αB-crystallin is a stress protein which may enhance cell survival upon ROS exposure, as shown for H2O2 treated mouse retinal pigment epithelium cells . Based on knockdown experiments, we showed that αB-crystallin is able to play a role in the survival of cells coping with hypoxia and glucose-deprivation stress as well. It is thus possible that the αB-crystallin present in hypoxic tumor areas plays a role in tumor cell survival during hypoxic stress [34, 49]. This protective activity of αB-crystallin may further increase the number of αB-crystallin-positive cells in hypoxic tumor areas. In summary, the relative higher levels of αB-crystallin in HNSCC hypoxic tumor areas might be caused by a combination of ROS-induced αB-crystallin upregulation and an enhanced survival of αB-crystallin-positive cells exposed to this stress.

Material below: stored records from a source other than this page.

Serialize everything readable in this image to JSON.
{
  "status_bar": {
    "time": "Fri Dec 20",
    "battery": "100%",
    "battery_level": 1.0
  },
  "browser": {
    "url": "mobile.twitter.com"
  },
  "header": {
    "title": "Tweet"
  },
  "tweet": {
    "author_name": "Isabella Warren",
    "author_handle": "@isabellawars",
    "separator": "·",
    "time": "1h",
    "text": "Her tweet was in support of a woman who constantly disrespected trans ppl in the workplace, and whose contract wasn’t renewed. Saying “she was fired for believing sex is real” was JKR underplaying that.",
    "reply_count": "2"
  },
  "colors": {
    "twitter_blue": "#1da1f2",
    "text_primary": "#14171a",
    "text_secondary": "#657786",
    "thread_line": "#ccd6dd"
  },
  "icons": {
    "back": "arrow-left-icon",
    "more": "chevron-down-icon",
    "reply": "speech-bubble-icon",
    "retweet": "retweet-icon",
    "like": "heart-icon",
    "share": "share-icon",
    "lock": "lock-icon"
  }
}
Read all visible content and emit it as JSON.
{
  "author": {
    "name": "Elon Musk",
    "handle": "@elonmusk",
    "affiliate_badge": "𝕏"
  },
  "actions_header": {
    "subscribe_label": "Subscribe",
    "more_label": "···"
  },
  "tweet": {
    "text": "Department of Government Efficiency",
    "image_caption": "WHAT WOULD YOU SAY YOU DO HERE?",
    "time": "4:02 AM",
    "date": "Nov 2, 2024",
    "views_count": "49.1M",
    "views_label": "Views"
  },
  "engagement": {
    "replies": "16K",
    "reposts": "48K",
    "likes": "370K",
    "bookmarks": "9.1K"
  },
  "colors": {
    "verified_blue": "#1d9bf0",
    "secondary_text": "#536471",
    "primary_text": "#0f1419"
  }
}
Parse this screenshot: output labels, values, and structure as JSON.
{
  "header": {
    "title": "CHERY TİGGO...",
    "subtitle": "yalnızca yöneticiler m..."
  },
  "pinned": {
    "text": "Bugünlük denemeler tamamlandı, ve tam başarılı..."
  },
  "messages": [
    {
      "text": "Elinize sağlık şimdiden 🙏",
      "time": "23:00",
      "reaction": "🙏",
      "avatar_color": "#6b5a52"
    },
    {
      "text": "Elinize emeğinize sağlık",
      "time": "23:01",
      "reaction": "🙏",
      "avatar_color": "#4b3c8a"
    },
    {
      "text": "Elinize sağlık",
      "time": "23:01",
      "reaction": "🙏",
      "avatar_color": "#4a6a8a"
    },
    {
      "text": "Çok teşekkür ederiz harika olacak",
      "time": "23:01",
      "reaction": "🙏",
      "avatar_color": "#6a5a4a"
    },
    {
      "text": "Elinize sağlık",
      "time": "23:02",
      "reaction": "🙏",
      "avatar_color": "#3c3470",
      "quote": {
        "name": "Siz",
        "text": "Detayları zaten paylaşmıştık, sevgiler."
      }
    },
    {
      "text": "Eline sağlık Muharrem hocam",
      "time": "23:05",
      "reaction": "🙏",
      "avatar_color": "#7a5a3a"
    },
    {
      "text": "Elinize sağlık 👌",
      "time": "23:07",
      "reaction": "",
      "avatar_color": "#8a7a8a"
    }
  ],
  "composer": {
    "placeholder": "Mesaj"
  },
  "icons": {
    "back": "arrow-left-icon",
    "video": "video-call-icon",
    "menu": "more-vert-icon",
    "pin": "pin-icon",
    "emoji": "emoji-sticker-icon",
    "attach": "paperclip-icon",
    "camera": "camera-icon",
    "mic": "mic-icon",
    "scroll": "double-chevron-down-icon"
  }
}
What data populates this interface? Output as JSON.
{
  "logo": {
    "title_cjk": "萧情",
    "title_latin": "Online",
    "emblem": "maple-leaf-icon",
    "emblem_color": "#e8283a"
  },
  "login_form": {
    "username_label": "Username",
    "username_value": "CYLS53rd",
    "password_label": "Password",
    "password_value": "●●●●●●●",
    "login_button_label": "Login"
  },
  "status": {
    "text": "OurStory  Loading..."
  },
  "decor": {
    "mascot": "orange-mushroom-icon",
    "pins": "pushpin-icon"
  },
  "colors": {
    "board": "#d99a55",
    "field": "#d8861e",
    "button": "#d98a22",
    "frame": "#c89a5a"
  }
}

The enhanced expression of αB-crystallin in HNSCC may have a negative effect on the prognosis of the patient. We have recently found that αB-crystallin expression is associated with distant metastases formation in HNSCC patients . This association might relate to the chaperone function of αB-crystallin in mediating folding and secretion of VEGF. αB-crystallin is able to bind misfolded vascular endothelial growth factor (VEGF), leading to enhanced VEGF secretion [50, 51]. VEGF is specifically upregulated by hypoxia-inducible factor 1 (HIF1) and is important for tumor vascularization. VEGF induction is thus a mechanism to alleviate hypoxic circumstances [52, 53]. Cycling hypoxia-induced VEGF expression has been shown to increase pulmonary metastasis formation in mice . Since αB-crystallin can increase hypoxic cell survival and can help in the (re)folding of hypoxia-induced VEGF expression, αB-crystallin expression could ultimately increase the risk of hypoxic tumors to become metastasis-prone . Furthermore, by increasing hypoxic cell survival αB-crystallin may also decrease the sensitivity of a tumor to cancer treatments, such as radiation or other cancer treatments, as shown by the effect of αB-crystallin on tumor necrosis factor-related apoptosis-inducing ligand (TRAIL) as well as cisplatin-induced apoptosis in human ovarian cancer cells . Because of its potential to interfere with anti-tumor therapies, αB-crystallin might be a promising target for anti-cancer treatment.